Ken Pawlachuk will also not run for reelection. Born and raised in Flin Flon, Pawlachuk was a miner and refrigeration mechanic in his professional life, running for council for the first time and winning shortly after he retired in 2010.

After three terms on council, the smart-mouthed soon-to-be 73-year-old Pawlachuk is now seeking to retire from his retirement job.

“Twelve years… maybe I’m getting too old and forgetful,” quipped Pawlachuk.

School board

Things aren’t much different for the Flin Flon School Division (FFSD) board of trustees, where only two trustees - Tim Davis and Leslie Fernandes - have confirmed they will run again this fall. Trustees Jill Akkerman, Leslie Power, Amy Sapergia Green, Murray Skeavington and Ebony Trubiak have all confirmed they won’t run again.

Out of the three confirmed trustees who will step away, Skeavington is the longest-tenured, having been first elected in 2002 - only Davis has been on the board as long as him. Skeavington chaired the board for several years and has represented it at several events. That includes the recent annual national meeting of the Canadian School Boards Association (CSBA), where Skeavington represented the board and provided a report to the board during the August 23 meeting.

Skeavington was one of the loudest voices in the north against the Bill 64 effort before the proposed legislation was torpedoed last year. He said at the meeting that he hopes members of the public will step up to run for the board, believing that similar legislation to Bill 64 may be on the horizon, with the province able to point to low turnout or interest as an excuse to consolidate if few people show up.

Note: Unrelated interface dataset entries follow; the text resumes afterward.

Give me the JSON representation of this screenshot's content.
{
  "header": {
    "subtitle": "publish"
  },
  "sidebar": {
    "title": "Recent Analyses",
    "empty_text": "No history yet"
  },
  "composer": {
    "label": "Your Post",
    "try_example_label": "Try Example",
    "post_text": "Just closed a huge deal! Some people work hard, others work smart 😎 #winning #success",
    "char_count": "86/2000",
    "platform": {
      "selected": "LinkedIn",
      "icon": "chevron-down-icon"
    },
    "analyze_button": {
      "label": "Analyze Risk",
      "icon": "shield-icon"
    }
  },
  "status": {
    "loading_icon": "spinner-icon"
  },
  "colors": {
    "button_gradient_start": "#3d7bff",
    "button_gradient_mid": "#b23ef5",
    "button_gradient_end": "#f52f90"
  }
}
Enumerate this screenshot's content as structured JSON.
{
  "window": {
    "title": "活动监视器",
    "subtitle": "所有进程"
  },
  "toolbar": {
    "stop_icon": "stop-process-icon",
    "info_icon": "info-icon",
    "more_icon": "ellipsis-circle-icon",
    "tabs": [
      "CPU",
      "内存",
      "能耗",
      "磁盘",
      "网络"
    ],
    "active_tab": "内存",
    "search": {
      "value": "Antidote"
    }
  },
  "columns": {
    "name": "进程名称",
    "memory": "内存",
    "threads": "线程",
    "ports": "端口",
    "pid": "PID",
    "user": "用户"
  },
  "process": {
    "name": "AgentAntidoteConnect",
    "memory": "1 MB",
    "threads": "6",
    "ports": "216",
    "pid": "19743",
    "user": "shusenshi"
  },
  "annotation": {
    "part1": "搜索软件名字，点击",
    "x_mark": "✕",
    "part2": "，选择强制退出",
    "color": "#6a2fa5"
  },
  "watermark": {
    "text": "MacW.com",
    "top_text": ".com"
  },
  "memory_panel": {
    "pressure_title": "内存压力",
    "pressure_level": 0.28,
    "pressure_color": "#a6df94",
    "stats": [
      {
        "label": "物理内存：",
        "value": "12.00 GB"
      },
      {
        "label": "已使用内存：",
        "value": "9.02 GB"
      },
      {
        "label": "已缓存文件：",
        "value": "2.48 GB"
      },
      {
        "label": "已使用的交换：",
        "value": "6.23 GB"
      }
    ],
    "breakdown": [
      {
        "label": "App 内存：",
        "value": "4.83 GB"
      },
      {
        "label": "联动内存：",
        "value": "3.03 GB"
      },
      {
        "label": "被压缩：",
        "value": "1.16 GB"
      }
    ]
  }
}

“I’m not running again. The only thing I’ll say is that this is the one time that you want to make sure we have an election. I think this government is waiting to have people either acclaimed or have to be appointed so they can go ‘we don’t need school divisions, we need a new selection, we need bigger areas,’” he said.

“If people are thinking of running, this would be the time to run.”

Akkerman, Power and Trubiak all step down from the board after one term - all three were elected in 2018. Power cited the general difficulty of the past four years as a main reason to not run for a second term.

“It's been a really challenging term, I think, between the potential school restructure and COVID-19, in my only term… It hasn't been fun,” she said.

Power is also the only Indigenous member of the board and hopes to see more Indigenous representation on the board in the future.

“I would encourage the community to consider the representation on this board. We're supposed to be representing our community and I don't think we are right now with one Indigenous representative here. I think we need to see more representation here, for our kids and for our community,” she said.

Sapergia Green, who also served for a time as the board’s chair and vice-chair, will also step away from her trusteeship. Sapergia Green has served two terms on the board and was to-the-point about her future plans.

“I’m not running. I’m retiring,” she said.

The next Manitoba local election is set to take place October 26. Nominations for people hoping to run for either mayor, city council or FFSD board trustee can turn in their nomination paperwork at City Hall between until Sept. 20 at 4 p.m.

Nominations must be made in writing and have to be signed by at least 25 voters and include a declaration of qualifications of the candidate.

Nomination paperwork can be acquired by contacting senior election official Janice Bee at (306) 575-7216 or by contacting City chief administrative officer Nicole Hartman at (204) 687-7503.